> [Directions for this task]: In the records below, find the line containing "Read all visible content and emit it as JSON."; give it again exactly, along with every line that follows, and nothing else.

== Records shown

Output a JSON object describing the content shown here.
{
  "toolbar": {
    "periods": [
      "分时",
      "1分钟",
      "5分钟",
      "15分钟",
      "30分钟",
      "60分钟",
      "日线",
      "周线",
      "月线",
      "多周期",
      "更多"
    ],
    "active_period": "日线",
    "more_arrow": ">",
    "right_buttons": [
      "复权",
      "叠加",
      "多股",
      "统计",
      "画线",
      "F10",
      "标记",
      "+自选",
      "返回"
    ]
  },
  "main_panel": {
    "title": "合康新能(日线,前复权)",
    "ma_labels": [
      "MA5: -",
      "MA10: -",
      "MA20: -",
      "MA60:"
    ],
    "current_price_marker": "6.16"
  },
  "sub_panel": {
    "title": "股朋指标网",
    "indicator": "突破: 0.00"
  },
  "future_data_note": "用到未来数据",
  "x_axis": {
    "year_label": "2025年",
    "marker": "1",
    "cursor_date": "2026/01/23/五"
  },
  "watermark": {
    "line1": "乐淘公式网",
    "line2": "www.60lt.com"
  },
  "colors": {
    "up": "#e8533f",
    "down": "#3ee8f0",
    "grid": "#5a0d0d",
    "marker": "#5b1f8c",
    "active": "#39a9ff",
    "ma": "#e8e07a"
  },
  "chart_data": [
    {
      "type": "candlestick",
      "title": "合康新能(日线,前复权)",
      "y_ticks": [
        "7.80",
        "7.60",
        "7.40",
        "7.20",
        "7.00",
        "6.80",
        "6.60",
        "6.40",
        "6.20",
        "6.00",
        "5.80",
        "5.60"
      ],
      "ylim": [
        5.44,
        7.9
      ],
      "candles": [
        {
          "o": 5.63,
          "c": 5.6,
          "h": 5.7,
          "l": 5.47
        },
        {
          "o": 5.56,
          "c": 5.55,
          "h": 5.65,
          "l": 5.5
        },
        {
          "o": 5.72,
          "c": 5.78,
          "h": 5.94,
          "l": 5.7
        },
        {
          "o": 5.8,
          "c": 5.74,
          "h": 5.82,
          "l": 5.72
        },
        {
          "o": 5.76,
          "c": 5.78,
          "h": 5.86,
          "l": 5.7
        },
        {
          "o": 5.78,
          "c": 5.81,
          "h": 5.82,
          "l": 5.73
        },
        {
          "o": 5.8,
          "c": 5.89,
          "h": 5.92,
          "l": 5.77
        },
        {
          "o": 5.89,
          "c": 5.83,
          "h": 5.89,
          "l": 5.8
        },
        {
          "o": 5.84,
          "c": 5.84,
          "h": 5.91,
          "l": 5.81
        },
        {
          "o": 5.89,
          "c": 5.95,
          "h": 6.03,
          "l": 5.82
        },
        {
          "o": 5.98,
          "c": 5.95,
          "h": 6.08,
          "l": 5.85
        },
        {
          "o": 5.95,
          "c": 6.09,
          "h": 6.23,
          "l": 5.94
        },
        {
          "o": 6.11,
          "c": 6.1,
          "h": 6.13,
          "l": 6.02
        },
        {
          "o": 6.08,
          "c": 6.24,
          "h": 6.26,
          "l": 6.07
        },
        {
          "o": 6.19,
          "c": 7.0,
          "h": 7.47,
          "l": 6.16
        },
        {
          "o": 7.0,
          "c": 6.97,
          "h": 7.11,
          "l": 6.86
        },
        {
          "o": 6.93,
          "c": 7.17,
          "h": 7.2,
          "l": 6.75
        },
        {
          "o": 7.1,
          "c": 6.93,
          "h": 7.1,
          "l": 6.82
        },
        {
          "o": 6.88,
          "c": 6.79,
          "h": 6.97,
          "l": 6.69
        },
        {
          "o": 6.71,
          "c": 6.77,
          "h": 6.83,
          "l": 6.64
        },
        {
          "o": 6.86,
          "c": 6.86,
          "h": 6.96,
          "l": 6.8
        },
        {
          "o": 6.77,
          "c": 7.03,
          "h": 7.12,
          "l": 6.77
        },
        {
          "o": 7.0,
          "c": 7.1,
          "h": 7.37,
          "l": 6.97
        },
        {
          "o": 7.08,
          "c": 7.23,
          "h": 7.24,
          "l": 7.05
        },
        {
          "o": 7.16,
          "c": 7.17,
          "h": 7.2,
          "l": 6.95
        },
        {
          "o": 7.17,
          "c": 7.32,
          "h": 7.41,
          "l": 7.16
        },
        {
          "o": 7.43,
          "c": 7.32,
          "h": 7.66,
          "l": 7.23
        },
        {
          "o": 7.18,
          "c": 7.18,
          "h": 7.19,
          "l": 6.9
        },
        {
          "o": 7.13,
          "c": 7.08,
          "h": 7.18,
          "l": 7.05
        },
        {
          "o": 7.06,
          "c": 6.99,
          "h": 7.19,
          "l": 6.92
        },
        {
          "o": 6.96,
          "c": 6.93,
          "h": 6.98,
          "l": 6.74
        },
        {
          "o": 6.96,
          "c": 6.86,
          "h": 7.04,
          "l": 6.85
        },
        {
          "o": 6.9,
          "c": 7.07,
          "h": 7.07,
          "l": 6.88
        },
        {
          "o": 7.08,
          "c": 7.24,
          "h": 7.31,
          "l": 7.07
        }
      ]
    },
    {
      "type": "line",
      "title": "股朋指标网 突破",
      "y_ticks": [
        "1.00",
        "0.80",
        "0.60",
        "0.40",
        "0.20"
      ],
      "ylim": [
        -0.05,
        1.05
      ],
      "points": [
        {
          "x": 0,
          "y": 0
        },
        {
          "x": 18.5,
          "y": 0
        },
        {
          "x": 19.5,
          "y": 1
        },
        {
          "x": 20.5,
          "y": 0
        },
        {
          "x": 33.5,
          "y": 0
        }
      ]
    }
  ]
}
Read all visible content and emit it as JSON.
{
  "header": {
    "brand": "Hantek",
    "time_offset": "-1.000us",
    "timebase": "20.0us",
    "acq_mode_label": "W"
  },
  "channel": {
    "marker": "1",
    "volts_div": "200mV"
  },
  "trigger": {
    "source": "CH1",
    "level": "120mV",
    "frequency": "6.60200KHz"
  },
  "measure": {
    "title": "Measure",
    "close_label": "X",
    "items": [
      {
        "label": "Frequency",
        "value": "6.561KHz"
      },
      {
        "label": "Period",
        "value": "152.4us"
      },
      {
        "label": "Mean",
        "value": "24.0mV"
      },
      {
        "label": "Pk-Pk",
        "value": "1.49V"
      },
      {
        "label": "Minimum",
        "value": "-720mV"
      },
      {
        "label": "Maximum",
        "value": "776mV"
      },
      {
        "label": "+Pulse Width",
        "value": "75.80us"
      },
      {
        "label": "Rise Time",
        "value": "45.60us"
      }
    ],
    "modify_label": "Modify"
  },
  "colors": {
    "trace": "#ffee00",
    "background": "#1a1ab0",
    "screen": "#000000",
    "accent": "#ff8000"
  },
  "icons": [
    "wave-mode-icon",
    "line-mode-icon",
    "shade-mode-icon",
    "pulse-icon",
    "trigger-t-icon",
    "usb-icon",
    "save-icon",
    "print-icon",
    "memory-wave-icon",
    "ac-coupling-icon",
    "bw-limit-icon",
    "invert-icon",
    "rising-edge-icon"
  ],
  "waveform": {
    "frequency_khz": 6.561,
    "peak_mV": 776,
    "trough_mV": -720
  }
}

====

> [Result of this exercise]:
Read all visible content and emit it as JSON.
{
  "header": {
    "brand": "Hantek",
    "time_offset": "-1.000us",
    "timebase": "20.0us",
    "acq_mode_label": "W"
  },
  "channel": {
    "marker": "1",
    "volts_div": "200mV"
  },
  "trigger": {
    "source": "CH1",
    "level": "120mV",
    "frequency": "6.60200KHz"
  },
  "measure": {
    "title": "Measure",
    "close_label": "X",
    "items": [
      {
        "label": "Frequency",
        "value": "6.561KHz"
      },
      {
        "label": "Period",
        "value": "152.4us"
      },
      {
        "label": "Mean",
        "value": "24.0mV"
      },
      {
        "label": "Pk-Pk",
        "value": "1.49V"
      },
      {
        "label": "Minimum",
        "value": "-720mV"
      },
      {
        "label": "Maximum",
        "value": "776mV"
      },
      {
        "label": "+Pulse Width",
        "value": "75.80us"
      },
      {
        "label": "Rise Time",
        "value": "45.60us"
      }
    ],
    "modify_label": "Modify"
  },
  "colors": {
    "trace": "#ffee00",
    "background": "#1a1ab0",
    "screen": "#000000",
    "accent": "#ff8000"
  },
  "icons": [
    "wave-mode-icon",
    "line-mode-icon",
    "shade-mode-icon",
    "pulse-icon",
    "trigger-t-icon",
    "usb-icon",
    "save-icon",
    "print-icon",
    "memory-wave-icon",
    "ac-coupling-icon",
    "bw-limit-icon",
    "invert-icon",
    "rising-edge-icon"
  ],
  "waveform": {
    "frequency_khz": 6.561,
    "peak_mV": 776,
    "trough_mV": -720
  }
}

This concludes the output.